If you do decide to start this habit, it’s going to be difficult at the beginning. Why? Because this takes time and constantly requires you to be disciplined and be focused on your goal. After all, it’s so easy to think of P2,000 as dispensable money, one you can always save up for month after month. No question about that. But the thing is, it’s not the money that we might run out of, it’s time.
#9. Millionaires typically don’t drive Lamborghinis and Aston Martin. This is the myth that the book The Millionaire Next Door has debunked. Despite billions in their bank accounts, some of the world’s richest are also the most frugal men alive. Warren Buffett continues to live in the same house he bought in 1958. Ikea’s founder Ingvar Kamprad flies coach not first class and drives a 1993 car model. If you want to be financially free, it’s important to keep whatever money you make. Don’t spend it on things that depreciate in value. Simplify your lifestyle by living below your means. Looking rich is different from being rich. If they can do it, why can’t we?
#8. It’s Okay to Splurge on Something Nice…at the Right Time. The key is balance. You can’t just live today like there’s no tomorrow when there actually is, and you also must not forego living in the present. This is one of the principles behind T. Harv Eker’s jar system of money management. You need to have play money to pamper and treat yourself. Don’t be too stingy on yourself because the time will come when you will feel too deprived, that it will push you to spend big time, which is what we’re trying to avoid. Splurge if you must, but it must be planned. Save up for it. Make it count. Don’t just buy impulsively.
#7. Forget Nuclear…Compound Interest is the Most Powerful Force in the Universe. Einstein once said that compound interest is the eighth wonder of the world. He was right. It is such as powerful force, which when combined with time, allows your investments grow at an exponential rate. So what is compounding? It is interest earning on interest.
Let’s go back to the example in the article: Which would you rather have: Php 1,000 every day for a month or Php 0.01 doubled every day for a month? This is the table we get. The first choice provides a constant return every day.

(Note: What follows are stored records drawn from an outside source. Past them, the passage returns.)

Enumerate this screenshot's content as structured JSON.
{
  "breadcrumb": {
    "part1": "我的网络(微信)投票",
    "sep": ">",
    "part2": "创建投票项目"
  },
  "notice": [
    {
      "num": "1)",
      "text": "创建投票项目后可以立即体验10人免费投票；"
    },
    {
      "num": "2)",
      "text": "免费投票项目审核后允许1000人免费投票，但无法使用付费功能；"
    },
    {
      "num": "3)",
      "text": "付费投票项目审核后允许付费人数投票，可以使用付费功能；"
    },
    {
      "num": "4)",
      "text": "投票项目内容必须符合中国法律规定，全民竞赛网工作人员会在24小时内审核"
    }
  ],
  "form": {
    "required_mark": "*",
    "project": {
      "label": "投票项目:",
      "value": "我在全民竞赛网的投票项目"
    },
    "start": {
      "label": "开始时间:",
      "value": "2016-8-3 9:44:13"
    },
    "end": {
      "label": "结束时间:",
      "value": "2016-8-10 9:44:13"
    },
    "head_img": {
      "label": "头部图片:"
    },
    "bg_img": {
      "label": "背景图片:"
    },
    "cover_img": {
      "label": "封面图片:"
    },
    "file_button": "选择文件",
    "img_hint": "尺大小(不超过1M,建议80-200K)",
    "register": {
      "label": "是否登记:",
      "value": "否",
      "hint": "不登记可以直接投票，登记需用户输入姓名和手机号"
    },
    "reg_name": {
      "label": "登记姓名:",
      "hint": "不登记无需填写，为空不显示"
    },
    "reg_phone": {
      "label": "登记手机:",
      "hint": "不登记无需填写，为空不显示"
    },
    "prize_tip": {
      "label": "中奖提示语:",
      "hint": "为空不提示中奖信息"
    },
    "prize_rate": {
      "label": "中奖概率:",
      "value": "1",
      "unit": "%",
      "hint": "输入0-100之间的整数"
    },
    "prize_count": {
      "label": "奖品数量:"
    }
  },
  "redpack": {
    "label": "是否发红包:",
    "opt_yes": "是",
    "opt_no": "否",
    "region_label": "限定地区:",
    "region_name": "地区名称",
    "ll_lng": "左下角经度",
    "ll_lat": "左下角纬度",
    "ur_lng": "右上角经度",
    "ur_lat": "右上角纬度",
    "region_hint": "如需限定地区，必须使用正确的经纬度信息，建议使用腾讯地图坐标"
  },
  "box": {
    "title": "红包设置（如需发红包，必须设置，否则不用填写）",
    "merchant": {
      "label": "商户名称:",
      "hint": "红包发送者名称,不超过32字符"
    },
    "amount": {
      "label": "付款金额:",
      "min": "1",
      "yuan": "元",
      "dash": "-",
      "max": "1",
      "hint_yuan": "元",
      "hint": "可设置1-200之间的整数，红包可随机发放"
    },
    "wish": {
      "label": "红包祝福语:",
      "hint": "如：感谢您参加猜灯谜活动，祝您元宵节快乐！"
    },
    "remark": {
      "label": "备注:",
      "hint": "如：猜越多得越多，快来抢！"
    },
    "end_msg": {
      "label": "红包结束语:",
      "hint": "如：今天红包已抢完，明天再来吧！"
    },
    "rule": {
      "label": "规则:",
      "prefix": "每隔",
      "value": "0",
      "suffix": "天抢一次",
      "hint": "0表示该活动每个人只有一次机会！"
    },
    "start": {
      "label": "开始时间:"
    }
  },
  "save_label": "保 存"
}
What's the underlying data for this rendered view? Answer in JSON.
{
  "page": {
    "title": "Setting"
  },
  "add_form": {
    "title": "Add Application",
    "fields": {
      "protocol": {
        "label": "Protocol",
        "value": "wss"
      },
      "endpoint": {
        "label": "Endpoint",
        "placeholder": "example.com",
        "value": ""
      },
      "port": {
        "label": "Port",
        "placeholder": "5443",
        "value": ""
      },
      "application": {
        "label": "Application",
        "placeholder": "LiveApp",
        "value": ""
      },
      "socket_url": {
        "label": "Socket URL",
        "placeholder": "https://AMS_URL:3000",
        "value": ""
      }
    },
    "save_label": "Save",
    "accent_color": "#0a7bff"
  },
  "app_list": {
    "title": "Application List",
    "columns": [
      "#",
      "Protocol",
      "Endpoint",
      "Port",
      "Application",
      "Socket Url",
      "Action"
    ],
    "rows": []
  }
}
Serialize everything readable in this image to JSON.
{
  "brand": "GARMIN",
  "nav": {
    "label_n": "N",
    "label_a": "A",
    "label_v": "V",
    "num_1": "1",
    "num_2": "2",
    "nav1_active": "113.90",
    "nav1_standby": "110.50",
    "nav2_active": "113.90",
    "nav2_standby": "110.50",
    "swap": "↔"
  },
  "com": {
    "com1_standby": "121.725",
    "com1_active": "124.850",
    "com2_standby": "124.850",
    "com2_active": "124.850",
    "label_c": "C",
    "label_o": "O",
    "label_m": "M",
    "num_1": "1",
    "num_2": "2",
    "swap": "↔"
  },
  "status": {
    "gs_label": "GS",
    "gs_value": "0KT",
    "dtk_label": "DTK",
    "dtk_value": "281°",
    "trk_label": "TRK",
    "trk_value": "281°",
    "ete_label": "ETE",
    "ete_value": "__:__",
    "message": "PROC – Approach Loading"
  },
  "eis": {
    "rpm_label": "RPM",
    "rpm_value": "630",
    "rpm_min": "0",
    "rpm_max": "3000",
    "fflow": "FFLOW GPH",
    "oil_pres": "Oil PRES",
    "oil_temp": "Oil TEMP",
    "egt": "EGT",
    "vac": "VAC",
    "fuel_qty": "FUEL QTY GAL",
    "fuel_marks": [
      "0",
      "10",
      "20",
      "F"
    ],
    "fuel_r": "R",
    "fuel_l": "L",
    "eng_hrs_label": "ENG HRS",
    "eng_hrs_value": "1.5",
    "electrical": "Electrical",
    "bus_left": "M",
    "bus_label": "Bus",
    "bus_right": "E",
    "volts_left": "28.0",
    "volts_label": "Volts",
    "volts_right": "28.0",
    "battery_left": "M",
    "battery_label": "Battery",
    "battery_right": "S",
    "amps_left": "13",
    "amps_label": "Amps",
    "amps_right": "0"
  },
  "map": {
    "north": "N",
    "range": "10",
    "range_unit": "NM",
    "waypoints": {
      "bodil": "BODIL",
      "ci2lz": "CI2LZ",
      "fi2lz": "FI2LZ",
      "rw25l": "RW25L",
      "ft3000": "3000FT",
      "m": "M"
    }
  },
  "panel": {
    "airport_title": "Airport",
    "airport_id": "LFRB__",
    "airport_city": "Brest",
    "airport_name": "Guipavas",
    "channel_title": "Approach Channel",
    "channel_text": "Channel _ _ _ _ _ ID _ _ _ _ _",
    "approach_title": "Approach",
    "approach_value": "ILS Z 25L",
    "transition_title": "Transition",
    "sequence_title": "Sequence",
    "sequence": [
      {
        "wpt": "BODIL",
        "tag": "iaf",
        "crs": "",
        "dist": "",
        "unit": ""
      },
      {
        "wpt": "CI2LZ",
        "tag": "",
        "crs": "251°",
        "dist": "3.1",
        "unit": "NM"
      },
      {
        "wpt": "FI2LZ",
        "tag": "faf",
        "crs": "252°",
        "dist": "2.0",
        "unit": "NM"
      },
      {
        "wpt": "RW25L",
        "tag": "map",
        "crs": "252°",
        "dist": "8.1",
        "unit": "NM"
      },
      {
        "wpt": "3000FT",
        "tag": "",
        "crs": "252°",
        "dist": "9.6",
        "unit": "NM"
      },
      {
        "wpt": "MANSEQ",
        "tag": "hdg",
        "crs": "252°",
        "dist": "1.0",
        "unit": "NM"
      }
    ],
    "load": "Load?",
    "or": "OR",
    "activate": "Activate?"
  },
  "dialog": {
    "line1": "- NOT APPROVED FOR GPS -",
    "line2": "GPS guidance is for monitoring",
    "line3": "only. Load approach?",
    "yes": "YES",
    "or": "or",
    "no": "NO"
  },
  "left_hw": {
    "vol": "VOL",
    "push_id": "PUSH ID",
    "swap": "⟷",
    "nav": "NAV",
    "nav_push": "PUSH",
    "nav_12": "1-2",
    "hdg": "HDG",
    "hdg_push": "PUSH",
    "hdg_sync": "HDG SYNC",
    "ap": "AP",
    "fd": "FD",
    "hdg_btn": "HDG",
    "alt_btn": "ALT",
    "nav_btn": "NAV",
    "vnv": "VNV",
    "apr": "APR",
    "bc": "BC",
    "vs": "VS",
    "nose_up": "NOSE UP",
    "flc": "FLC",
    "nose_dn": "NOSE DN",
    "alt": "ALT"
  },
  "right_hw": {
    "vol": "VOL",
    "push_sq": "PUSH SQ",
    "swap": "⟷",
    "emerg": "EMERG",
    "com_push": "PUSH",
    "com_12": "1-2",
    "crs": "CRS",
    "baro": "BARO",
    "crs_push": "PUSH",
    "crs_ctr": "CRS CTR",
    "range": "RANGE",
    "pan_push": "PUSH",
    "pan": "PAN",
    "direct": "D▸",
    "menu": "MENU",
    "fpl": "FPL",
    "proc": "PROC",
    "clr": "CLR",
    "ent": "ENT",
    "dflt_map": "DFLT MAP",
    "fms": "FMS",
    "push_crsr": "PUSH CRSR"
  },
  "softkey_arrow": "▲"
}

This is wealth building by addition and what you would get if you were to put your money in assets that only give you simple interest and does not compound. With the second, you start with a measly one centavo but because it doubles, it increases sharply. This is wealth building by compounding, where interest is reinvested to produce higher earnings in the succeeding days, giving you an exponential growth. If you look at the table, you’ll notice that it was only on the twenty third day that compounding surpassed the linear growth from saving, but after that, it increased by leaps and bounds. That’s why we need time. Like a tree which takes years to grow and bear fruit, because it roots itself first to the ground, your wealth accumulates at a snail-like pace in the first few years, but once it reaches a certain point, it multiplies.
#1. It’s not about the money. It’s about freedom. This says it all. Why do we want to be financially free? To live the life we want! The definition of freedom is different for everybody. For some it might be living a life where they can buy anything, go anywhere, and do whatever they want. For some, it’s about being their own bosses and the ability to have more control over their lives. For some, it’s about giving back to those who have less. Because financial success and freedom is different for everyone, you have to define it for yourself. But before you can be free, you have to work hard first to have enough money which will work hard for you. To be financially free, you don’t need a lot of money or to be massively wealthy. You just need to accumulate enough assets that provide enough passive income to cover your living expenses.